Willem Van Onsem Willem Van Onsem - 3 months ago 18
C# Question

Conditional generic type constructor in C#?

Say you have a generic class

Foo
:

public class Foo<T> {

public T Data {
get;
protected set;
}

}


Is it possible to define a constructor that is only applicable if
T
inherits (or is) a specific type.

For instance say
T
is an
int
:

public Foo () {
this.Data = 42;
}


The type constraint should be checked at compile-time. This might be useful for optimization. Say for instance you have an
IEnumerable<T>
and you wish to make a "cache" (since LINQ queries can be quite expensive). Now if the
IEnumerable<T>
is already an
IList<T>
, it is useful not to copy data. On the other hand if it is really a LINQ query, another constructor can store the data in an array.




As a workaround, one can of course inherit
Foo
(e.g.
IntFoo
) and define a constructor there:

public class IntFoo : Foo<int> {

public IntFoo () {
this.Data = 42;
}

}


A problem with this approach is however that
private
data is not accessible (or one has to make it
protected
). Are there some other disadvantages, or does one is supposed to model type-specific constructors this way?

Answer

There's a trick that you could apply here.

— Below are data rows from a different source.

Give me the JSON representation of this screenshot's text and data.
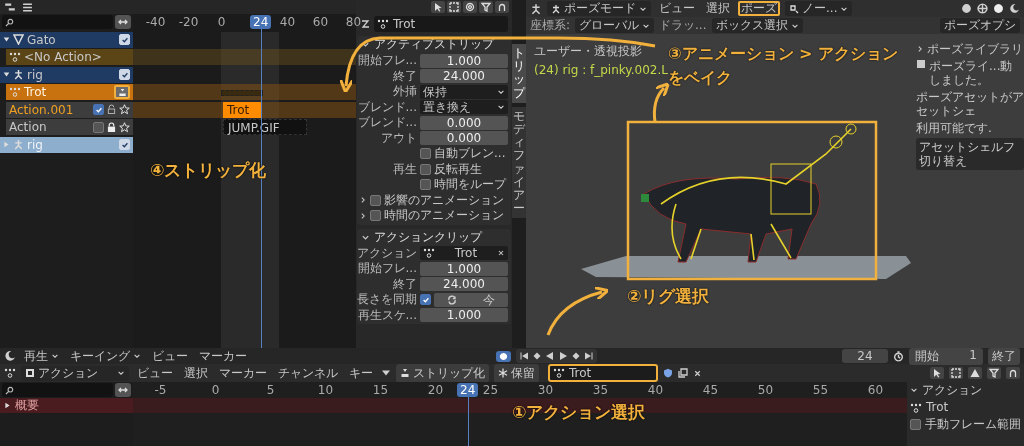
{
  "nla": {
    "ruler": [
      "-40",
      "-20",
      "0",
      "40",
      "60",
      "80"
    ],
    "current_frame": "24",
    "channels": [
      {
        "kind": "mesh_object",
        "label": "Gato",
        "expanded": true,
        "checked": true,
        "disabled": false
      },
      {
        "kind": "action",
        "label": "<No Action>"
      },
      {
        "kind": "armature_object",
        "label": "rig",
        "expanded": true,
        "checked": true,
        "disabled": false
      },
      {
        "kind": "active_action",
        "label": "Trot",
        "highlighted": true
      },
      {
        "kind": "track",
        "label": "Action.001",
        "selected": true,
        "checked": true,
        "locked": false,
        "strip": {
          "label": "Trot",
          "selected": true
        }
      },
      {
        "kind": "track",
        "label": "Action",
        "selected": false,
        "checked": false,
        "locked": true,
        "strip": {
          "label": "JUMP.GIF",
          "selected": false
        }
      },
      {
        "kind": "armature_object",
        "label": "rig",
        "expanded": false,
        "checked": true,
        "disabled": true
      }
    ]
  },
  "sidebar": {
    "action_field": "Trot",
    "panels": [
      {
        "title": "アクティブストリップ",
        "expanded": true,
        "rows": [
          {
            "kind": "number",
            "label": "開始フレ...",
            "value": "1.000"
          },
          {
            "kind": "number",
            "label": "終了",
            "value": "24.000"
          },
          {
            "kind": "dropdown",
            "label": "外挿",
            "value": "保持"
          },
          {
            "kind": "dropdown",
            "label": "ブレンド...",
            "value": "置き換え"
          },
          {
            "kind": "number",
            "label": "ブレンド...",
            "value": "0.000"
          },
          {
            "kind": "number",
            "label": "アウト",
            "value": "0.000"
          },
          {
            "kind": "checkbox",
            "text": "自動ブレン...",
            "checked": false
          },
          {
            "kind": "checkbox",
            "label": "再生",
            "text": "反転再生",
            "checked": false
          },
          {
            "kind": "checkbox",
            "text": "時間をループ",
            "checked": false
          },
          {
            "kind": "subpanel",
            "text": "影響のアニメーション",
            "checked": false
          },
          {
            "kind": "subpanel",
            "text": "時間のアニメーション",
            "checked": false
          }
        ]
      },
      {
        "title": "アクションクリップ",
        "expanded": true,
        "rows": [
          {
            "kind": "action",
            "label": "アクション",
            "value": "Trot"
          },
          {
            "kind": "number",
            "label": "開始フレ...",
            "value": "1.000"
          },
          {
            "kind": "number",
            "label": "終了",
            "value": "24.000"
          },
          {
            "kind": "sync",
            "label": "長さを同期",
            "checked": true,
            "button": "今"
          },
          {
            "kind": "number",
            "label": "再生スケ...",
            "value": "1.000"
          }
        ]
      }
    ],
    "tabs": [
      {
        "label": "トリップ",
        "selected": true
      },
      {
        "label": "モディファイアー",
        "selected": false
      }
    ]
  },
  "viewport": {
    "header": [
      {
        "kind": "mode",
        "label": "ポーズモード",
        "highlighted": false
      },
      {
        "kind": "menu",
        "label": "ビュー",
        "highlighted": false
      },
      {
        "kind": "menu",
        "label": "選択",
        "highlighted": false
      },
      {
        "kind": "menu",
        "label": "ポーズ",
        "highlighted": true
      },
      {
        "kind": "dropdown",
        "label": "ノー...",
        "highlighted": false
      }
    ],
    "tool_row": [
      {
        "kind": "text",
        "label": "座標系:"
      },
      {
        "kind": "dropdown",
        "label": "グローバル"
      },
      {
        "kind": "text",
        "label": "ドラッ..."
      },
      {
        "kind": "dropdown",
        "label": "ボックス選択"
      }
    ],
    "options": "ポーズオプシ",
    "overlay": [
      "ユーザー・透視投影",
      "(24) rig : f_pinky.002.L"
    ],
    "rig_highlighted": true,
    "pose_library": {
      "title": "ポーズライブラリ",
      "info": "ポーズライ...動しました。",
      "lines": [
        "ポーズアセットがアセットシェ",
        "利用可能です."
      ],
      "button": "アセットシェルフ切り替え"
    }
  },
  "timeline": {
    "menus": [
      {
        "label": "再生",
        "kind": "dropdown"
      },
      {
        "label": "キーイング",
        "kind": "dropdown"
      },
      {
        "label": "ビュー",
        "kind": "menu"
      },
      {
        "label": "マーカー",
        "kind": "menu"
      }
    ],
    "current": "24",
    "start_label": "開始",
    "start": "1",
    "end_label": "終了"
  },
  "dopesheet": {
    "mode": "アクション",
    "menus": [
      "ビュー",
      "選択",
      "マーカー",
      "チャンネル",
      "キー"
    ],
    "buttons": [
      {
        "label": "ストリップ化",
        "kind": "push_down"
      },
      {
        "label": "保留",
        "kind": "stash"
      }
    ],
    "action": "Trot",
    "action_highlighted": true,
    "ruler": [
      "-5",
      "0",
      "5",
      "10",
      "15",
      "20",
      "25",
      "30",
      "35",
      "40",
      "45",
      "50",
      "55",
      "60"
    ],
    "current_frame": "24",
    "rows": [
      {
        "label": "概要",
        "expanded": false
      }
    ],
    "sidebar": {
      "title": "アクション",
      "action": "Trot",
      "checkbox": {
        "label": "手動フレーム範囲",
        "checked": false
      }
    }
  },
  "annotations": [
    {
      "lines": [
        "③アニメーション > アクション",
        "をベイク"
      ]
    },
    {
      "lines": [
        "④ストリップ化"
      ]
    },
    {
      "lines": [
        "②リグ選択"
      ]
    },
    {
      "lines": [
        "①アクション選択"
      ]
    }
  ]
}
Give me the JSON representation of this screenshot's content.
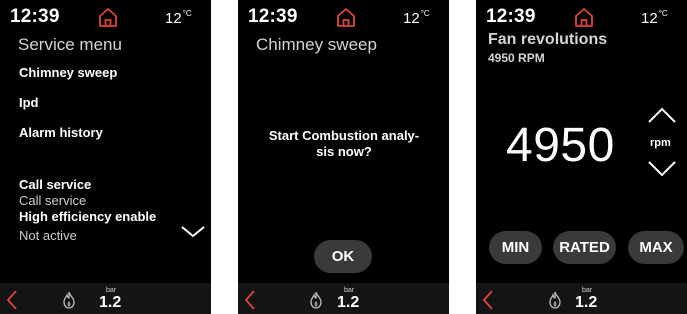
{
  "status": {
    "time": "12:39",
    "temperature": "12",
    "temperature_unit": "°C"
  },
  "bottom": {
    "pressure": "1.2",
    "pressure_unit": "bar"
  },
  "service_menu": {
    "title": "Service menu",
    "items": [
      {
        "label": "Chimney sweep"
      },
      {
        "label": "Ipd"
      },
      {
        "label": "Alarm history"
      },
      {
        "label": "Call service",
        "sublabel": "Call service"
      },
      {
        "label": "High efficiency enable",
        "sublabel": "Not active"
      }
    ]
  },
  "chimney_sweep": {
    "title": "Chimney sweep",
    "message": "Start Combustion analy-sis now?",
    "ok_label": "OK"
  },
  "fan_revolutions": {
    "title": "Fan revolutions",
    "subtitle": "4950 RPM",
    "value": "4950",
    "unit": "rpm",
    "buttons": {
      "min": "MIN",
      "rated": "RATED",
      "max": "MAX"
    }
  },
  "colors": {
    "background": "#000000",
    "accent_red": "#e0433a",
    "button_gray": "#3a3a3a",
    "text": "#ffffff"
  }
}
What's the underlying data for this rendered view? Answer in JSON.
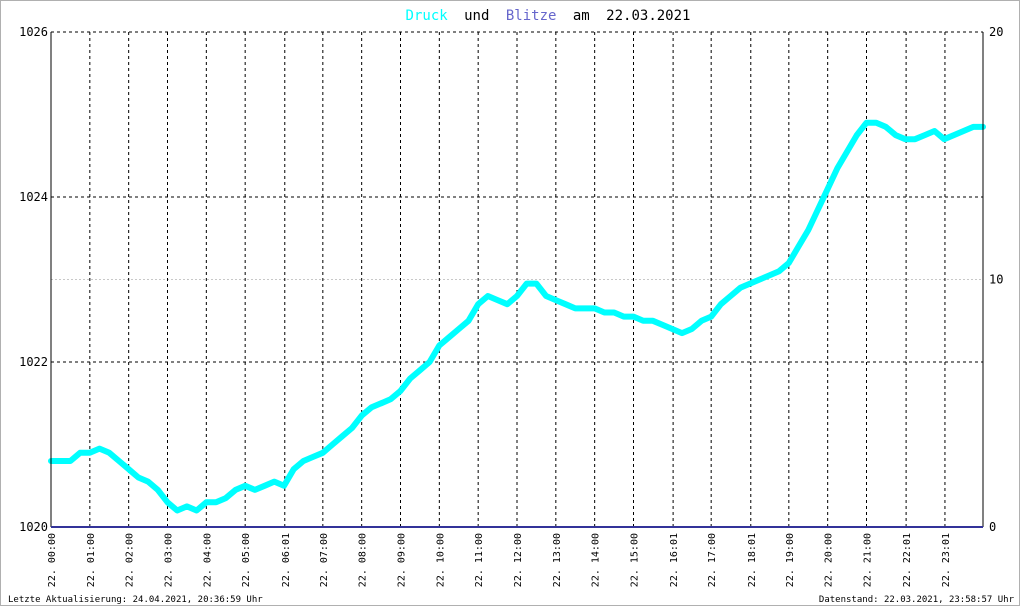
{
  "chart_data": {
    "type": "line",
    "title_parts": {
      "series1": "Druck",
      "conj": "und",
      "series2": "Blitze",
      "prep": "am",
      "date": "22.03.2021"
    },
    "colors": {
      "pressure": "#00ffff",
      "lightning": "#333399",
      "title_lightning": "#6666cc",
      "grid": "#000000",
      "grid_minor": "#c8c8c8"
    },
    "y_left": {
      "range": [
        1020,
        1026
      ],
      "ticks": [
        "1020",
        "1022",
        "1024",
        "1026"
      ]
    },
    "y_right": {
      "range": [
        0,
        20
      ],
      "ticks": [
        "0",
        "10",
        "20"
      ]
    },
    "x_ticks": [
      "22. 00:00",
      "22. 01:00",
      "22. 02:00",
      "22. 03:00",
      "22. 04:00",
      "22. 05:00",
      "22. 06:01",
      "22. 07:00",
      "22. 08:00",
      "22. 09:00",
      "22. 10:00",
      "22. 11:00",
      "22. 12:00",
      "22. 13:00",
      "22. 14:00",
      "22. 15:00",
      "22. 16:01",
      "22. 17:00",
      "22. 18:01",
      "22. 19:00",
      "22. 20:00",
      "22. 21:00",
      "22. 22:01",
      "22. 23:01"
    ],
    "x_tick_hours": [
      0,
      1,
      2,
      3,
      4,
      5,
      6.02,
      7,
      8,
      9,
      10,
      11,
      12,
      13,
      14,
      15,
      16.02,
      17,
      18.02,
      19,
      20,
      21,
      22.02,
      23.02
    ],
    "grid": true,
    "series": [
      {
        "name": "Druck",
        "axis": "left",
        "x_hours": [
          0,
          0.25,
          0.5,
          0.75,
          1,
          1.25,
          1.5,
          1.75,
          2,
          2.25,
          2.5,
          2.75,
          3,
          3.25,
          3.5,
          3.75,
          4,
          4.25,
          4.5,
          4.75,
          5,
          5.25,
          5.5,
          5.75,
          6,
          6.25,
          6.5,
          6.75,
          7,
          7.25,
          7.5,
          7.75,
          8,
          8.25,
          8.5,
          8.75,
          9,
          9.25,
          9.5,
          9.75,
          10,
          10.25,
          10.5,
          10.75,
          11,
          11.25,
          11.5,
          11.75,
          12,
          12.25,
          12.5,
          12.75,
          13,
          13.25,
          13.5,
          13.75,
          14,
          14.25,
          14.5,
          14.75,
          15,
          15.25,
          15.5,
          15.75,
          16,
          16.25,
          16.5,
          16.75,
          17,
          17.25,
          17.5,
          17.75,
          18,
          18.25,
          18.5,
          18.75,
          19,
          19.25,
          19.5,
          19.75,
          20,
          20.25,
          20.5,
          20.75,
          21,
          21.25,
          21.5,
          21.75,
          22,
          22.25,
          22.5,
          22.75,
          23,
          23.25,
          23.5,
          23.75,
          24
        ],
        "values": [
          1020.8,
          1020.8,
          1020.8,
          1020.9,
          1020.9,
          1020.95,
          1020.9,
          1020.8,
          1020.7,
          1020.6,
          1020.55,
          1020.45,
          1020.3,
          1020.2,
          1020.25,
          1020.2,
          1020.3,
          1020.3,
          1020.35,
          1020.45,
          1020.5,
          1020.45,
          1020.5,
          1020.55,
          1020.5,
          1020.7,
          1020.8,
          1020.85,
          1020.9,
          1021.0,
          1021.1,
          1021.2,
          1021.35,
          1021.45,
          1021.5,
          1021.55,
          1021.65,
          1021.8,
          1021.9,
          1022.0,
          1022.2,
          1022.3,
          1022.4,
          1022.5,
          1022.7,
          1022.8,
          1022.75,
          1022.7,
          1022.8,
          1022.95,
          1022.95,
          1022.8,
          1022.75,
          1022.7,
          1022.65,
          1022.65,
          1022.65,
          1022.6,
          1022.6,
          1022.55,
          1022.55,
          1022.5,
          1022.5,
          1022.45,
          1022.4,
          1022.35,
          1022.4,
          1022.5,
          1022.55,
          1022.7,
          1022.8,
          1022.9,
          1022.95,
          1023.0,
          1023.05,
          1023.1,
          1023.2,
          1023.4,
          1023.6,
          1023.85,
          1024.1,
          1024.35,
          1024.55,
          1024.75,
          1024.9,
          1024.9,
          1024.85,
          1024.75,
          1024.7,
          1024.7,
          1024.75,
          1024.8,
          1024.7,
          1024.75,
          1024.8,
          1024.85,
          1024.85
        ]
      },
      {
        "name": "Blitze",
        "axis": "right",
        "x_hours": [
          0,
          24
        ],
        "values": [
          0,
          0
        ]
      }
    ]
  },
  "footer": {
    "left": "Letzte Aktualisierung: 24.04.2021, 20:36:59 Uhr",
    "right": "Datenstand: 22.03.2021, 23:58:57 Uhr"
  }
}
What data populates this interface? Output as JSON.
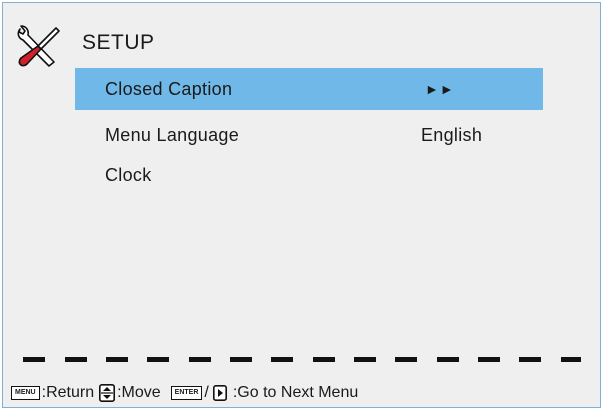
{
  "menu": {
    "title": "SETUP",
    "items": [
      {
        "label": "Closed Caption",
        "value": "►►",
        "selected": true
      },
      {
        "label": "Menu Language",
        "value": "English",
        "selected": false
      },
      {
        "label": "Clock",
        "value": "",
        "selected": false
      }
    ]
  },
  "footer": {
    "menu_key": "MENU",
    "return_text": ":Return",
    "move_text": ":Move",
    "enter_key": "ENTER",
    "slash": "/",
    "next_text": ":Go to Next Menu"
  },
  "colors": {
    "selection": "#6fb8e8",
    "panel_background": "#efefef",
    "panel_border": "#7fb0d6"
  },
  "icons": [
    "tools-icon",
    "up-down-icon",
    "right-arrow-icon"
  ]
}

It's fexible for many scenarios.

internal static class FooHelper
{
    private static class DefaultData<T>
    {
        public static T Value = default(T);
    }

    static FooHelper()
    {
        DefaultData<int>.Value = 42;
        DefaultData<string>.Value = "Hello World";
    }

    // From @JeffreyZhao:
    //
    // Use a static method to trigger the static constructor automatically,
    // or we need to use RuntimeHelpers.RunClassConstructor to make sure
    // DefaultData is corrected initialized.
    //
    // The usage of RuntimeHelpers.RunClassConstructor is kept but commented.
    // Using GetDefault<T>() is a better approach since static Foo() would be
    // called multiple times for different generic arguments (although there's 
    // no side affect in this case).
    //
    // Thanks to @mikez for the suggestion.
    public static T GetDefault<T>()
    {
        return DefaultData<T>.Value;
    }
}

public class Foo<T>
{
    /* See the comments above.
    static Foo()
    {
        RuntimeHelpers.RunClassConstructor(typeof(FooHelper).TypeHandle);
    }
     */

    public T Data { get; protected set }

    public Foo()
    {
        Data = FooHelper.GetDefault<T>();
    }
}

You could specify the default values for limited types, and the result of them would be kept to default values.

This trick has several variations in practice. In my project, we use a generic ITypeConverter<T> instead of the build in TypeConverter to avoid unnecessary boxing:

public interface ITypeConverter<T>
{
    bool CanConvertTo<TTarget>();
    TTarget ConvertTo(T value);
}

The same trick could be applied as:

public class LongConverter : ITypeConverter<long>
{
    private static class Op<TTarget>
    {
        public static Func<long, TTarget> ConvertTo;
    }

    static LongConverter()
    {
        Op<string>.ConvertTo = v => v.ToString();
        Op<DateTime>.ConvertTo = v => new DateTime(v);
        Op<int>.ConvertTo = v => (int)v;
    }

    public TTarget ConvertTo<TTarget>(T value)
    {
        return Op<TTarget>.ConvertTo(value);
    }
}

Elegant, fast and clean.